What Is Law?
Law is the system of rules that a society or government develops in order to deal with crime, business agreements and social relationships. It can also refer to the people who work in this system, such as lawyers and judges.
The meaning of law can vary widely from country to country, and the word itself is a very general term that includes many different areas of legislation and jurisprudence. In some countries the legal system is entirely based on court decisions, while others are governed by statutes.
In some places, the government is directly responsible for enforcing laws. This makes the system more democratic and transparent, and can make it easier for people to access justice.
There are many types of laws, from business and criminal law to consumer law and civil rights. They are often developed through legislation, and can be passed by parliament or by an executive branch of government.
Law is a complex set of rules that governs the way we live, from the treatment of animals to the rights of citizens. It involves a wide range of disciplines, including philosophy, history, politics and economics.
Common law, which is the system that originated in England and is now used in most countries, consists of decisions made by courts on equal footing with statutes passed through the legislative process and regulations issued by the executive. The principle of stare decisis means that these judicial decisions bind lower courts and future cases, to ensure that they reach similar results.
Religion can play an important role in the development of law, and some religions have their own systems of laws. Examples of religious laws include Jewish Halakha and Islamic Sharia, which are based on the religious precepts of the Jews or the Muslims respectively.
Another type of law is derived from social practices and the customs of certain communities, such as family law or a local governing body, for example a town council or a village board. These are often more informal than laws based on a written code or law book, and may be more flexible.
The main aims of legal regulation are to protect people and the environment, as well as to provide services for the public. For example, some countries have a law that prohibits the use of environmentally damaging products.
In many OECD countries, public service and utilities are regulated by law, with some private companies performing the jobs once carried out by state-run bodies. This can be especially true of water and energy.
A variety of other forms of law can also be found in a society, such as contract and tort law. Tort law is often a way for people to recover compensation for harm caused by wrongful acts.

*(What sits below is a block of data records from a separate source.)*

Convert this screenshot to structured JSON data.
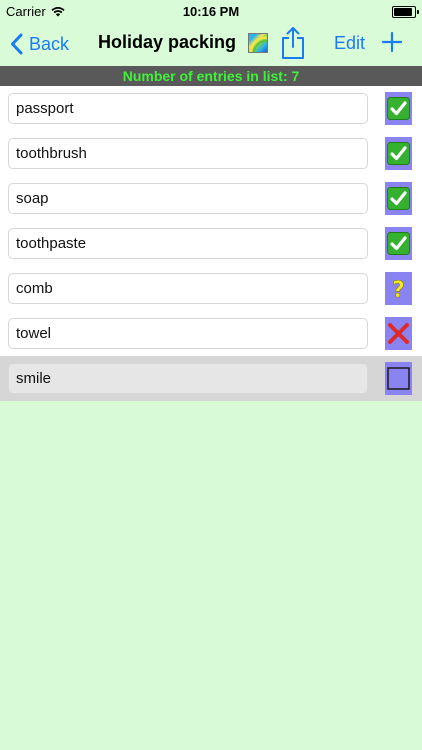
{
  "status_bar": {
    "carrier": "Carrier",
    "time": "10:16 PM",
    "battery_level": 1.0
  },
  "nav": {
    "back_label": "Back",
    "title": "Holiday packing",
    "edit_label": "Edit"
  },
  "banner": {
    "count_text": "Number of entries in list: 7"
  },
  "items": [
    {
      "label": "passport",
      "status": "checked"
    },
    {
      "label": "toothbrush",
      "status": "checked"
    },
    {
      "label": "soap",
      "status": "checked"
    },
    {
      "label": "toothpaste",
      "status": "checked"
    },
    {
      "label": "comb",
      "status": "question"
    },
    {
      "label": "towel",
      "status": "cross"
    },
    {
      "label": "smile",
      "status": "empty"
    }
  ],
  "selected_index": 6,
  "colors": {
    "background": "#d8fad6",
    "accent": "#1a7cf5",
    "banner_bg": "#595959",
    "banner_text": "#3ef23a",
    "status_button": "#8a83f2",
    "check_green": "#36b02f",
    "question_yellow": "#f4ea2a",
    "cross_red": "#e02a2a"
  }
}
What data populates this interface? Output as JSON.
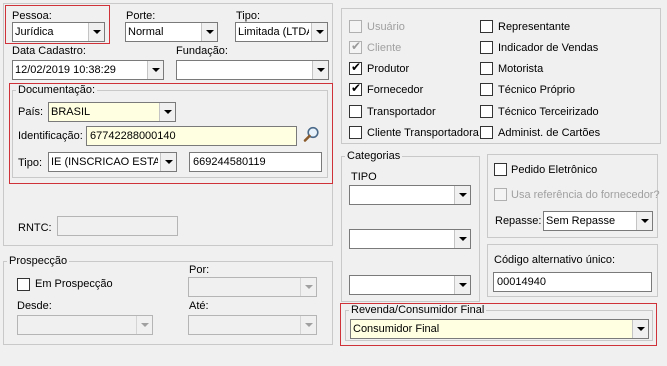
{
  "pessoa": {
    "label": "Pessoa:",
    "value": "Jurídica"
  },
  "porte": {
    "label": "Porte:",
    "value": "Normal"
  },
  "tipo_empresa": {
    "label": "Tipo:",
    "value": "Limitada (LTDA"
  },
  "data_cadastro": {
    "label": "Data Cadastro:",
    "value": "12/02/2019 10:38:29"
  },
  "fundacao": {
    "label": "Fundação:",
    "value": ""
  },
  "documentacao": {
    "title": "Documentação:",
    "pais_label": "País:",
    "pais_value": "BRASIL",
    "identificacao_label": "Identificação:",
    "identificacao_value": "67742288000140",
    "tipo_label": "Tipo:",
    "tipo_value": "IE (INSCRICAO ESTAD",
    "tipo_number": "669244580119"
  },
  "rntc": {
    "label": "RNTC:",
    "value": ""
  },
  "prospeccao": {
    "title": "Prospecção",
    "em_prospeccao": "Em Prospecção",
    "por_label": "Por:",
    "desde_label": "Desde:",
    "ate_label": "Até:"
  },
  "roles_left": [
    {
      "label": "Usuário",
      "checked": false,
      "disabled": true
    },
    {
      "label": "Cliente",
      "checked": true,
      "disabled": true
    },
    {
      "label": "Produtor",
      "checked": true,
      "disabled": false
    },
    {
      "label": "Fornecedor",
      "checked": true,
      "disabled": false
    },
    {
      "label": "Transportador",
      "checked": false,
      "disabled": false
    },
    {
      "label": "Cliente Transportadora",
      "checked": false,
      "disabled": false
    }
  ],
  "roles_right": [
    {
      "label": "Representante",
      "checked": false
    },
    {
      "label": "Indicador de Vendas",
      "checked": false
    },
    {
      "label": "Motorista",
      "checked": false
    },
    {
      "label": "Técnico Próprio",
      "checked": false
    },
    {
      "label": "Técnico Terceirizado",
      "checked": false
    },
    {
      "label": "Administ. de Cartões",
      "checked": false
    }
  ],
  "categorias": {
    "title": "Categorias",
    "tipo_label": "TIPO"
  },
  "pedido": {
    "pedido_eletronico": "Pedido Eletrônico",
    "usa_referencia": "Usa referência do fornecedor?",
    "repasse_label": "Repasse:",
    "repasse_value": "Sem Repasse"
  },
  "codigo_alternativo": {
    "label": "Código alternativo único:",
    "value": "00014940"
  },
  "revenda": {
    "title": "Revenda/Consumidor Final",
    "value": "Consumidor Final"
  },
  "colors": {
    "highlight_border": "#d0323a",
    "field_yellow": "#ffffe1",
    "background": "#f0f0f0"
  },
  "icons": [
    "chevron-down-icon",
    "checkmark-icon",
    "magnifier-icon"
  ]
}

There are many different kinds of torts, some of which can be serious, such as medical malpractice or a breach of the duty of care. These can cause great suffering, both physical and financial, and may even be fatal.